The John T. Howell Botanical Laboratory is used by Department of Botany staff, students, research associates, and visitors (long-term and short-term), and is run by Boni Cruz, Botanical Laboratory Manager.
Lab functions, current use (items in parentheses indicate equipment in use)
Cytological: chromosome counting to determine genetic characters (chemical storage, flammables material storage refrigerator holds the 70% ethanol-preserved specimens, fume hood, and a Zeiss Axio Imager.A2 compound microscope with a digital imaging system and PC platform).
Molecular: silica gel collection databasing (Mac platform) and organization (chemical storage), template DNA cryocollection databasing (Mac platform), DNA amplification (HEPA filter PCR-setup enclosure unit, two thermal-cyclers), DNA sequence alignment and analyses to determine molecular characters (two Mac platforms with Sequencher, McClade, Mesquite, and PAUP software)
Morphological: viewing herbarium specimens to determine macromorphological characters (Leica MZ12.5 dissecting microscope with photoport, and Wild M5A dissecting microscopes)
Visitor work space: Researchers requiring more space than is available at the designated Botany visitor tables can utilize the lab for this purpose.
Lab functions, future use (items in parentheses indicate equipment available)
Micromorphological: preparation of slides to determine micromorphological characters, (Zeiss compound microscopes, fume hood, chemical storage)
John Thomas Howell background
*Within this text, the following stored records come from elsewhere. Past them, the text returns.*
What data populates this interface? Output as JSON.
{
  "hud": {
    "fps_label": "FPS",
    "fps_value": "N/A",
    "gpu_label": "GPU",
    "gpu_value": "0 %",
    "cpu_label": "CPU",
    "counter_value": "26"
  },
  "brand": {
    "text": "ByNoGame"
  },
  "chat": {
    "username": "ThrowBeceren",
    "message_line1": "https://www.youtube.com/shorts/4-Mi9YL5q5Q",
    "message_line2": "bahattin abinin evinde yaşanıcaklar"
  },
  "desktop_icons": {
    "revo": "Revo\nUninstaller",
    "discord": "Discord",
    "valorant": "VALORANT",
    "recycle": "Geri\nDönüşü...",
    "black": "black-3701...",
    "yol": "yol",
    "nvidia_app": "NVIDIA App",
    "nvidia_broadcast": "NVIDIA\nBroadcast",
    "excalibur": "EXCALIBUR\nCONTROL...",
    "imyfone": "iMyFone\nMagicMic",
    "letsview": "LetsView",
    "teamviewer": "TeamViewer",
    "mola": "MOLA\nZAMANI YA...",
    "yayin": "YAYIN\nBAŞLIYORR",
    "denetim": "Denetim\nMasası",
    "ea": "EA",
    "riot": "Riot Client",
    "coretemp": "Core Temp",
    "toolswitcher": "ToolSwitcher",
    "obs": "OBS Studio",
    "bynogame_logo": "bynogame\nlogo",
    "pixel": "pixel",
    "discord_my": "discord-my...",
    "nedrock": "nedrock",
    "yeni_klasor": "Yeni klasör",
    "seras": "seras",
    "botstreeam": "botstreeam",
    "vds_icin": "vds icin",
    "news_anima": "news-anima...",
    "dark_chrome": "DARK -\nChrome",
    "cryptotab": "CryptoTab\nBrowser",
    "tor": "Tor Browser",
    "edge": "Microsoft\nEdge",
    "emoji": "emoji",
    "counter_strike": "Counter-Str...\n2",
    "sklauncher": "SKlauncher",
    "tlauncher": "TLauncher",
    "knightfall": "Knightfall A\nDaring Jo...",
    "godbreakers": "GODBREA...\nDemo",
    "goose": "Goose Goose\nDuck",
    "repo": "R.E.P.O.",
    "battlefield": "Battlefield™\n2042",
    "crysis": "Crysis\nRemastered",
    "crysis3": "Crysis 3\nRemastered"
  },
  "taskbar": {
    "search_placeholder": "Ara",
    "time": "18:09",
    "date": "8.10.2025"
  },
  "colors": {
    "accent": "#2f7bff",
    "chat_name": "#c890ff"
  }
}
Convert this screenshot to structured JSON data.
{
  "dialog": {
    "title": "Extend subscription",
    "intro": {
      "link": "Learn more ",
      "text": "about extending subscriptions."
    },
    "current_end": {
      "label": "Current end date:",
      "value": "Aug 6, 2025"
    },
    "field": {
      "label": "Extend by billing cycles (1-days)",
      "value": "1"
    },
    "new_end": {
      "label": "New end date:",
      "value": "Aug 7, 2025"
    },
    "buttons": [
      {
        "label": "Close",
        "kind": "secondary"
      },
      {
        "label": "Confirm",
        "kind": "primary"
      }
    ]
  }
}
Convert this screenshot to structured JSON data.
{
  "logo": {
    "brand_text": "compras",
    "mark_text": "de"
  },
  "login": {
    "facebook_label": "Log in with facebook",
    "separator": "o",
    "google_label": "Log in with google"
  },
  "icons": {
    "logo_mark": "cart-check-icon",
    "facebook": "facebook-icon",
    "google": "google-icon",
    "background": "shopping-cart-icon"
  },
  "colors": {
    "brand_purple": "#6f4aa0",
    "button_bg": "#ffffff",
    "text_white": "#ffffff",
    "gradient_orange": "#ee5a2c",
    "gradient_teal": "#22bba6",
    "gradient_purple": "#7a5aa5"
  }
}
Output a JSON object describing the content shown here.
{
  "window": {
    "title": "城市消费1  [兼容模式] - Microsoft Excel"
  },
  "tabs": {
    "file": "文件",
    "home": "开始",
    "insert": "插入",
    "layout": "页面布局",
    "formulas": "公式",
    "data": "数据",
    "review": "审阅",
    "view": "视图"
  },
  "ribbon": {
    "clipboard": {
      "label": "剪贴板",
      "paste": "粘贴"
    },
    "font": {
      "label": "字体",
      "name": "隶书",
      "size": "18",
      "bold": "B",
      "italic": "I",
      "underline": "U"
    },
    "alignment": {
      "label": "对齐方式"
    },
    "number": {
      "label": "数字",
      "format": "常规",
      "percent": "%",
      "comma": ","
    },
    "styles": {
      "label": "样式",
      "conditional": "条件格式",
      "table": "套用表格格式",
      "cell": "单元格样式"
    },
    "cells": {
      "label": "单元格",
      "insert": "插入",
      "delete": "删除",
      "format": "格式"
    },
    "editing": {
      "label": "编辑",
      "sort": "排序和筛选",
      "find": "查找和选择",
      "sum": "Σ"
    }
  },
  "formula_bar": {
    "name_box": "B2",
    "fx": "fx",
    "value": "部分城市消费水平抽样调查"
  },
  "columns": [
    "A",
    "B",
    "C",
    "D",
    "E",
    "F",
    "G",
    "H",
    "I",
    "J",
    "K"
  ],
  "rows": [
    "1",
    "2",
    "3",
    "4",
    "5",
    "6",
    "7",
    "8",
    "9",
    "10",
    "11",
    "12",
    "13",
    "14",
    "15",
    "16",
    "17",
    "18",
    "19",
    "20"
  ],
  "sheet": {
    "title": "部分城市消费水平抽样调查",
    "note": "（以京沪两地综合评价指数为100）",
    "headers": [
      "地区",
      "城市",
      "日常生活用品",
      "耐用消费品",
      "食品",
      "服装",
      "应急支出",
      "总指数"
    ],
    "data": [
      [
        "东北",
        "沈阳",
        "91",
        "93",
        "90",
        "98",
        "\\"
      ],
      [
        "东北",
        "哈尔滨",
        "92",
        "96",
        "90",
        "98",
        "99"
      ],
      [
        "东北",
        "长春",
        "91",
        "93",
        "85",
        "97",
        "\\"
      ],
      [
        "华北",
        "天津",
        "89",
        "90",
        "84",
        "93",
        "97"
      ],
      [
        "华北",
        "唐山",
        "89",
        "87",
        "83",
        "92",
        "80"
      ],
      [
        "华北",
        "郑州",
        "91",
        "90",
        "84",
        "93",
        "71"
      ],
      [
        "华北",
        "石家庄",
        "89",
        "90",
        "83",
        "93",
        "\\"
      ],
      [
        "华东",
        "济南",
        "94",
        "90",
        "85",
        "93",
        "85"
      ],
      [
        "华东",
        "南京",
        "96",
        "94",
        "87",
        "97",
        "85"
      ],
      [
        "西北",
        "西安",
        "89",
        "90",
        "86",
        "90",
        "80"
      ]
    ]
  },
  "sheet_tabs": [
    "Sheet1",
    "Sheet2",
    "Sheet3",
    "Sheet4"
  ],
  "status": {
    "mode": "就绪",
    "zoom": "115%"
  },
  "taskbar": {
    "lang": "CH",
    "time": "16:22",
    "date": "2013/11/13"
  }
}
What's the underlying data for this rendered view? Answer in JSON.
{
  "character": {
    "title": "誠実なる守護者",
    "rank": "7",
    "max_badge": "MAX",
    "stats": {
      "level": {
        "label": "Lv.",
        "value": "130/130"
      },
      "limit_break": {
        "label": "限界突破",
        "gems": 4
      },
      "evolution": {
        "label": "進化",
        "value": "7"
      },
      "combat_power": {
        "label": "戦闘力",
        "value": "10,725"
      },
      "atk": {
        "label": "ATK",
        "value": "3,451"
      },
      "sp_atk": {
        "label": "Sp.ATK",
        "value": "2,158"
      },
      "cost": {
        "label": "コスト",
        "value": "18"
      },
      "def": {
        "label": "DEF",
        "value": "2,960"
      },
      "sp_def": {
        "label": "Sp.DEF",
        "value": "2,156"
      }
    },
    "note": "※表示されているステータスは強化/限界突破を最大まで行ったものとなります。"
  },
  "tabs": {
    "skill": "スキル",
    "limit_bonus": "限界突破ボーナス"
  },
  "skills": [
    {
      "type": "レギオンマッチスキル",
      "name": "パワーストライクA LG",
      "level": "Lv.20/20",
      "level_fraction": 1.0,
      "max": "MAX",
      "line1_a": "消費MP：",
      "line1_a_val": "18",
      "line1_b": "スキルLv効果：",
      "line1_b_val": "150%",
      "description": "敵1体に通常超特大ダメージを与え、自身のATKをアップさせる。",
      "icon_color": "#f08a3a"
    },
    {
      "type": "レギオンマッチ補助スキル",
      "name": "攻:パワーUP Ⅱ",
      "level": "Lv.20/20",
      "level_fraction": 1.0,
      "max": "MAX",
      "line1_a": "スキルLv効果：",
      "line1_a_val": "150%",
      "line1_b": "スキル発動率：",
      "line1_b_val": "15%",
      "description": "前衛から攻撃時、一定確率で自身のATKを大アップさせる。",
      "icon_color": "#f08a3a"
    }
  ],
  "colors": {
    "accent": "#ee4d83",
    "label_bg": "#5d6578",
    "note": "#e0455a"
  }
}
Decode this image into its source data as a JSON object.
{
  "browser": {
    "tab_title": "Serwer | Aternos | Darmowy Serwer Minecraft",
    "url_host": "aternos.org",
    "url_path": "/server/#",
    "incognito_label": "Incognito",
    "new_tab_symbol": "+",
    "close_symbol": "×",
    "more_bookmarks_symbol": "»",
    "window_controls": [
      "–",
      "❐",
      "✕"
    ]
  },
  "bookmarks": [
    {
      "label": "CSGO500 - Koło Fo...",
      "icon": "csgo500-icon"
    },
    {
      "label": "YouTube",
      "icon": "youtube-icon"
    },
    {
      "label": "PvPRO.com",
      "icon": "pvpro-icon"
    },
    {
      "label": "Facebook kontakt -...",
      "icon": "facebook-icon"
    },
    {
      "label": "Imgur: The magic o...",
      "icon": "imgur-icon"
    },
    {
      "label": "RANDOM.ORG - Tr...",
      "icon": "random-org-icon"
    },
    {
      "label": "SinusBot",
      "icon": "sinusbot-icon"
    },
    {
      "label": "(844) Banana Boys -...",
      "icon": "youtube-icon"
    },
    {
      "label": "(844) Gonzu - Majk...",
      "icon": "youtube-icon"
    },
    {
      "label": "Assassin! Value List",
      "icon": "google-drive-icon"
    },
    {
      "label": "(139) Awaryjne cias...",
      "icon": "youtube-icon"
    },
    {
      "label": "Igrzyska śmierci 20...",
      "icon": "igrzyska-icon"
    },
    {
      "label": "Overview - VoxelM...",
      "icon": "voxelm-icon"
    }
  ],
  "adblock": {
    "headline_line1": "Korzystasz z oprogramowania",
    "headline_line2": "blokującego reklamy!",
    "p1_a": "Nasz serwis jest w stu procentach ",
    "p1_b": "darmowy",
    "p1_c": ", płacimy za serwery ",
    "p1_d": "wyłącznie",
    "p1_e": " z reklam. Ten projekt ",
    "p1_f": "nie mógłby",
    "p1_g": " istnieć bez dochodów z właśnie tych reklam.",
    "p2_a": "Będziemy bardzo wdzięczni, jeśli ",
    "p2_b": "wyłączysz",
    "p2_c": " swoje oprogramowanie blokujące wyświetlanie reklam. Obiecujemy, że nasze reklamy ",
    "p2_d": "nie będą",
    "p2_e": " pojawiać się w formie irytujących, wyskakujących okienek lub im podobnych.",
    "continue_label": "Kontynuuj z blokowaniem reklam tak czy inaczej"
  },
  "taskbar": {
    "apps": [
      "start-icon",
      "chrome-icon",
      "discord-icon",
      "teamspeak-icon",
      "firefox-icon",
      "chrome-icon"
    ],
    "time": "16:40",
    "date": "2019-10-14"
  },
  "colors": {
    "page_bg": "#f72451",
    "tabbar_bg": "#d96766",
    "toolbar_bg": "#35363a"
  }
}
The lab is named after John Thomas Howell, a curator who was affiliated with the California Academy of Sciences, Department of Botany, for 65 years (1929-1994). John Thomas Howell started at the Academy when Alice Eastwood offered him a temporary position in 1929. The following year he got a permanent position as an assistant curator. In 1949, upon Alice Eastwood’s retirement, Howell became curator. After his retirement in 1968, the John Thomas Howell Chair in Western American Botany was established in his honor. He continued his active research on California plants as curator emeritus until his death in 1994. John Thomas Howell is well known for his work with his mentor -Alice Eastwood, his numerous collections, his publications on diverse plant families and his mentoring of amateur and professional botanists. (Daniel 2008).
John Thomas Howell’s mentor
Alice Eastwood was an Academy curator from 1893-1949. She is known for saving the Academy’s critical herbarium specimens from the fire following the 1906 San Francisco earthquake, rebuilding the Academy botanical resources (herbarium, collections, etc.), and her prodigious scientific research. (Daniel 2008).
Daniel, T. F. 2008. One Hundred and Fifty Years of Botany at the California Academy of Sciences (1853-2003). The California Academy of Sciences, San Francisco, California, USA. 305 pp.